And just working it out but i realised that on the website the strips take 120mA per 1/4 meter isnt 120mA X 8 = 0.98A? so a 7805 should be able to handle it as long as its got a heatsink etc?

According to the site:
Maximum 5V @ 120mA draw per 2.5" strip segment (all LEDs on full brightness)

Now that I recalculated that it seems like both of us were not very good with out numbers :)
2.5" = 6.3 cm therefore (200cm/6.3cm) * 0.12A = 3.8A

As for a working alternative - I have no real suggestion for you as I'm too inexperienced in electronics to think of something suitable, but it seems like you might be onto something with that pc power supply.

Pathogenex (author)  Raitis2 years ago

This is what I thought. So what could i do to increase the Current?
Im currently desoldering an old DELL (d275p-00) PC powersupply that has a 5v output at 18A
so is it possible to force a higher current (4A) with a low voltage (5v) using
multiple Voltage regulators arranged on a circuit and if so what would the layout of components be?

Wired_Mist2 years ago

I recently used a LM1084 in my Infinity Table. It is an adjustable output, 5A voltage regulator. You wire it up just like a standard 1 Amp, LM317. Look it up in LM317 in google and use the same schematics and even the same voltage calculations! Be shure to use a massive heatsink though.

I would love to see this when you are done ! you need any help feel free to PM me

Good Luck!

Pathogenex (author) 2 years ago
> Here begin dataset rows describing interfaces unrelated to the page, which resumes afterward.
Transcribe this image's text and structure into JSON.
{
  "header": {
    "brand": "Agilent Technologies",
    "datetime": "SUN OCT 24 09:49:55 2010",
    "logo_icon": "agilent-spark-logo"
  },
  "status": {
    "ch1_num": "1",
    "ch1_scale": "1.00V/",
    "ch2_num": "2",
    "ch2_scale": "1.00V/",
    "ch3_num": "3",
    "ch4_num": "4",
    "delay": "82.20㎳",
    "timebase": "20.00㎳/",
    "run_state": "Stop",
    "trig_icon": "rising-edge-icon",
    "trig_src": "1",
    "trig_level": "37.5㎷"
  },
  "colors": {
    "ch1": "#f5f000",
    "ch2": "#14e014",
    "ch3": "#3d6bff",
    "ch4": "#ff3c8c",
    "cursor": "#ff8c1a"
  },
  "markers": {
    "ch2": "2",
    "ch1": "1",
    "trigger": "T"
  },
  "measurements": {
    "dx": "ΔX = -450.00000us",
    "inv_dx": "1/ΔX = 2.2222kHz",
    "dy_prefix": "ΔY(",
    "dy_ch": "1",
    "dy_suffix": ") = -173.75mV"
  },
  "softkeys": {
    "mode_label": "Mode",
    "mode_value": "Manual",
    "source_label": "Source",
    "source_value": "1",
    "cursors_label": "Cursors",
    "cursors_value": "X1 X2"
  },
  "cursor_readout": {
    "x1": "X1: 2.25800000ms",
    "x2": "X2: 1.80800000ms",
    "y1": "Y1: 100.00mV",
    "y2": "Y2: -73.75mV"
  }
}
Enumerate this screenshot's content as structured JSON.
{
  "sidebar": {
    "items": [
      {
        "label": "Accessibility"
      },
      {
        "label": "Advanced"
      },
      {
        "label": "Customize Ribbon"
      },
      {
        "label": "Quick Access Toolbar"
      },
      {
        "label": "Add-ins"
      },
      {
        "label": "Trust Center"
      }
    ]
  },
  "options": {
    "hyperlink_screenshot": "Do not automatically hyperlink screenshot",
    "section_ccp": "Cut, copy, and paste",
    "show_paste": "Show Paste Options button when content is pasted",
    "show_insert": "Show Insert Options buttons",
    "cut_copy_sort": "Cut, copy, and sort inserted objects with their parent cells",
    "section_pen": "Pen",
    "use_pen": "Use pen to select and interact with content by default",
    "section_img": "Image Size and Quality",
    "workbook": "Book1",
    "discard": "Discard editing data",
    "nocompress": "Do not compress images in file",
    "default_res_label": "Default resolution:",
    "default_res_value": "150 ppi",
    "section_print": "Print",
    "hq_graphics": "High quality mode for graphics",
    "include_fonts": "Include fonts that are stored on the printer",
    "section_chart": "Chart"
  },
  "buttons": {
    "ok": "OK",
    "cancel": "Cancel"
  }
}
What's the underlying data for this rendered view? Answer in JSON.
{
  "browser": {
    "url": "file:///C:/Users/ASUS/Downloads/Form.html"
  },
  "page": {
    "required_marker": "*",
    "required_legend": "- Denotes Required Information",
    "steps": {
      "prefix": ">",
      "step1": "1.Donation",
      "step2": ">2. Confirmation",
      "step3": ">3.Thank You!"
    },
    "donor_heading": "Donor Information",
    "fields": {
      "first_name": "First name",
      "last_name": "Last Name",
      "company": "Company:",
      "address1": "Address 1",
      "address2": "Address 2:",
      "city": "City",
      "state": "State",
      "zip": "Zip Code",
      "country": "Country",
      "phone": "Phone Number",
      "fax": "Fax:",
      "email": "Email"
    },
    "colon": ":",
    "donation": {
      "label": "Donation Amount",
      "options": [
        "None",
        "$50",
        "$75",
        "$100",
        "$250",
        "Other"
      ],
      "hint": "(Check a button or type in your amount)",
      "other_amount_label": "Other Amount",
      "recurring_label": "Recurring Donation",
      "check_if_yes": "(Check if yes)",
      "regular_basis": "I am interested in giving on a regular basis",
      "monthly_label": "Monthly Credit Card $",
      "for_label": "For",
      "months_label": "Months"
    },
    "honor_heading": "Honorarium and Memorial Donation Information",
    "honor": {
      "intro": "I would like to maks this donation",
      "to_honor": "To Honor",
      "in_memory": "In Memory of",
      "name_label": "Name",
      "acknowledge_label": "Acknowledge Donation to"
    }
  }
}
http://4.bp.blogspot.com/-no-6A7oj6qA/UOB5H_75IAI/AAAAAAAAAB0/bBrWxqWMVhA/s1600/7805-voltage-regulator.jpg